On Pentecost the Holy Spirit is center stage, rushing as a wind through the early church and inflaming the hearts of Jesus believers. In Paul’s letter to the Romans, God’s Spirit is likewise a powerfully animating force. In this moment of celebration of the coming of the Holy Spirit, described in today’s gospel reading as the Advocate, Paul writes of the “Spirit of God.”
Paul’s letter to the church at Rome describes God’s Spirit bearing witness with our spirit. The Greek verb summartureo is a compound composed of the words “with” and “to witness.” One possible translation is “bears witness with.” While Paul could have simply written that God’s Spirit witnesses our spirit, the text here emphasizes that God’s Spirit witnesses with our spirit. The emphasis is on the relationship between God and God’s people, that God’s Spirit is intimately involved with ours.
To what does God’s Spirit bear witness with our spirit?
God’s Spirit witnesses that we are children of God. As children of God freed and forgiven, God’s Spirit reminds us who we are when we’re fearful. When we’re suffering. When we think we’re “not enough.” God’s Spirit reminds us that God made us in Their image. We’re beloved as God’s children, and there’s nothing we can do about it.
Paul presses on that to be children of God is also to be heirs of God. To be heirs is not only to be brought into right relationship with God but to be joint heirs with Christ. To be an heir of God is also to be in relationship with Christ. Jesus is the heir of God, the first within a large extended family. Being adopted into God’s family means that Jesus is our sibling and that we too can cry out to God as a child cries to a parent, to Mom or Dad.
We too become heirs with God when we respond to the call into a cruciform life, a life shaped by the cross of Christ. This cruciform life means shaping oneself to the continuous movement from life to death to new life, to dying to ourselves and rising in love and service to our neighbor—just as the early church in Jerusalem, described in Acts, broke bread together, cared for the needs of the saints, and shared all things in common.

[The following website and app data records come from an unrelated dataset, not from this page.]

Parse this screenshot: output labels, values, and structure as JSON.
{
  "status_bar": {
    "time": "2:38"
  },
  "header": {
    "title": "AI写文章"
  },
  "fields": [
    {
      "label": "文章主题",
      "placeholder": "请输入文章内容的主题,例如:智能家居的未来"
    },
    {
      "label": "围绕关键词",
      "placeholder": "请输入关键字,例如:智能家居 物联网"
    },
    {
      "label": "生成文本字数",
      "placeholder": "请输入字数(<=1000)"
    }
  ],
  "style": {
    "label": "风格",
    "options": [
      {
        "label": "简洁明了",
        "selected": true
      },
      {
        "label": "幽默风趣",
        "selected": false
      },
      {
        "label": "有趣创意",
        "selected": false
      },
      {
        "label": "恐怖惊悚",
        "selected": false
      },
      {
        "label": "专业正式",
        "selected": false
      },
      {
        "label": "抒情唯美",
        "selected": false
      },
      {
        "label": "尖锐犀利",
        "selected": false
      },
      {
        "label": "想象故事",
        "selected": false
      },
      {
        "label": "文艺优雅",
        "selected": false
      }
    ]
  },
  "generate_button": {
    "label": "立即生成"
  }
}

Paul continues, that to be a joint heir with Christ means to suffer with Christ. Here there is another compound verb, sumpascho, made up of the words “with” and “to suffer.” The same thing that happens to one happens to another.
We suffer with Christ so that we might be glorified with Christ. Guess what? There’s yet another compound verb, sundoxazo, “to glorify with.” While it may be easy to go in the direction of glorifying suffering, it must be asked who is suffering and why. Is it people who are already marginalized, already being asked and expected to suffer, who are then to glory in that suffering? Are there other ways of approaching suffering? There is a reminder here, that when we suffer, Christ is present with us in the midst of it.
In these compact verses there is an intense intimacy implied in all this “with-ness.” Just as God is in relationship with Godself: Parent, Child and Spirit, so we are called into relationship with each person of God—into relationship with God as Parent to whom we cry, into relationship with the Anointed One with whom we suffer, and into relationship with God’s Spirit who bears witness to our very spirit.
How does the Spirit of God bear witness to our spirit that we are children of God?
The Spirit empowers the church into the life-long work of dying to the body and the flesh, and being raised again to new life. While it is easy to read this passage as being against our physical bodies, against our human creatureliness, for Paul the “body” and “flesh” are theological categories associated with the law, sin and death.
The text here is not necessarily against our physical bodies, but against the things that separate us from God. These powers can be both within ourselves—our minds, bodies and spirits—and outside ourselves, in other people and in the forces that structure our lives.
In fact, the physical body is not only the place of encounter with God through God’s animating Spirit, but is also the very place where God overcomes the powers of death on the cross. It is a mistake to make an easy equivalence between Paul’s use of “body” and “flesh” and our fearfully and wonderfully made human bodies.
In Romans, dying to the “flesh” and the “body” means dying to a spirit of slavery. It means dying to fear and those forces which hold power over us. To be a child of God is to be an heir, not to be a slave but a member of the household of God, free from fear and free from the power of death.
Who is this Spirit of God?
In the immediate literary context of this passage Paul builds an argument that distinguishes between a series of opposites centered around death and life. On the one hand is the law of sin and death and walking according to the flesh. The mind set on the flesh is death. All these associated ideas lead to slavery. On the other hand is the law of the spirit of life, walking according to the spirit, and a mind set on the spirit which is life and peace. These ideas are associated with freedom.
Jesus undoes these binary oppositions by coming in the flesh and being raised by God from death to life. God’s Spirit is the power that animates this movement from life, through death, into new life. There is no debt, no obligation to live according to the rules of the flesh. Living according to the flesh means death, but life comes through the Spirit overcoming death.
Paul writes to the believers in Rome that if the Spirit of God, this Spirit who raised Jesus from the dead, dwells in them, God who raised Christ will also be an animating, life-giving power in our own bodies through God’s Spirit dwelling in us. It is this “with-ness”—this Spirit that is with and for us—that rushes in on Pentecost.